Now is the time for some serious thought about the true nature of things in the Asia-Pacific region. More than forty years ago, President Nixon proposed the Guam doctrine after a swing through the area. Under this doctrine, the U.S. would pull its forces in Asia back from Korea, Okinawa, and Japan to Guam, Hawaii, and the U.S. west coast. It would still defend its Asian allies, but it would be the call of last resort rather than that of first resort. The allies would be expected to defend themselves to the fullest extent if they wanted also to be defended by the United States.
Whatever his faults, Nixon was no dummy when it came to foreign policy. Maybe Obama should pull up his predecessors’ old files. If Abe wants to go back to pre-war Japan, Washington should not be shielding him from the wrath of his neighbors.
Clyde Prestowitz is the founder and president of the Economic Strategy Institute (ESI), where he has become one of the world's leading writers and strategists on globalization and competitiveness, and an influential advisor to the U.S. and other governments. He has also advised a number of global corporations such as Intel, FormFactor, and Fedex and serves on the advisory board of Indonesia's Center for International and Strategic Studies.| Prestowitz |

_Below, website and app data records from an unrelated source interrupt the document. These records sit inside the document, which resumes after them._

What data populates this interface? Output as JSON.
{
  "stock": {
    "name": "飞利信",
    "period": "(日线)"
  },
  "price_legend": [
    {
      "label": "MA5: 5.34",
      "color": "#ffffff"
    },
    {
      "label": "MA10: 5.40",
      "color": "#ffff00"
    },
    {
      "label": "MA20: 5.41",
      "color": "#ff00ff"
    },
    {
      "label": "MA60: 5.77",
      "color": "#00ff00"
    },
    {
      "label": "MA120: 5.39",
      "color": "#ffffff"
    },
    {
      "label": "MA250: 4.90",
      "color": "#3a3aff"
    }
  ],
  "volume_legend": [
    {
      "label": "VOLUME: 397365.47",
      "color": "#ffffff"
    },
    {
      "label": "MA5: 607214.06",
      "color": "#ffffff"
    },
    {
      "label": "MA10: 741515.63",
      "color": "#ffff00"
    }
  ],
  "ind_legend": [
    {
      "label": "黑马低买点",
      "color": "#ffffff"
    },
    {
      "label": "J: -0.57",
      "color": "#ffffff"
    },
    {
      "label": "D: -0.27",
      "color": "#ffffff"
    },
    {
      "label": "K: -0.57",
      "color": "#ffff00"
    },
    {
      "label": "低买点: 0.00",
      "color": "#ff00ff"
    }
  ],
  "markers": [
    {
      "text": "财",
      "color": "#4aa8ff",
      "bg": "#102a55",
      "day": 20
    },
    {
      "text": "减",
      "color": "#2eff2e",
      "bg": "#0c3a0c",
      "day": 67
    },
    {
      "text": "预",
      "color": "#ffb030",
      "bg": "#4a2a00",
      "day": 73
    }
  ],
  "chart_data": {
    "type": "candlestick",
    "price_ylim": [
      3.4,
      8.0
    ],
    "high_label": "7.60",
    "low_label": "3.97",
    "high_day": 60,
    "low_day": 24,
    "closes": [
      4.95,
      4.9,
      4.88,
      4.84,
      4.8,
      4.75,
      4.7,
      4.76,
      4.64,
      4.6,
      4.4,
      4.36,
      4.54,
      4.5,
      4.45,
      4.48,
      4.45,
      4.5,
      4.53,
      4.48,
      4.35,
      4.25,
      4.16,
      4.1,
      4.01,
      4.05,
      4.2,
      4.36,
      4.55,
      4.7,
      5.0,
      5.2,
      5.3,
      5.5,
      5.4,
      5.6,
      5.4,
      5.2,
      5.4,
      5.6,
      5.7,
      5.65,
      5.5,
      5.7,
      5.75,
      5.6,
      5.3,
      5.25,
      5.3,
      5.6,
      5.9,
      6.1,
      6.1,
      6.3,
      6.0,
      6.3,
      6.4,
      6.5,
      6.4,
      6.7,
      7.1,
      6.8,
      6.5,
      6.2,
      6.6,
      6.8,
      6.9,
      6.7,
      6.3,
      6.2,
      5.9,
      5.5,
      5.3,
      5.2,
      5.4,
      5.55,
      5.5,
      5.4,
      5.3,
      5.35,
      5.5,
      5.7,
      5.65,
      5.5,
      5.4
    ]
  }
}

Isaac Stone Fish is associate editor at Foreign Policy. Previously a Beijing correspondent for Newsweek, he wrote stories on such subjects as the Dalai Lama’s effect on international trade, China’s love affair with rogue states, and crystal meth in North Korea. His articles have also appeared in the International Herald Tribune, the Economist, and the Los Angeles Times.| Argument |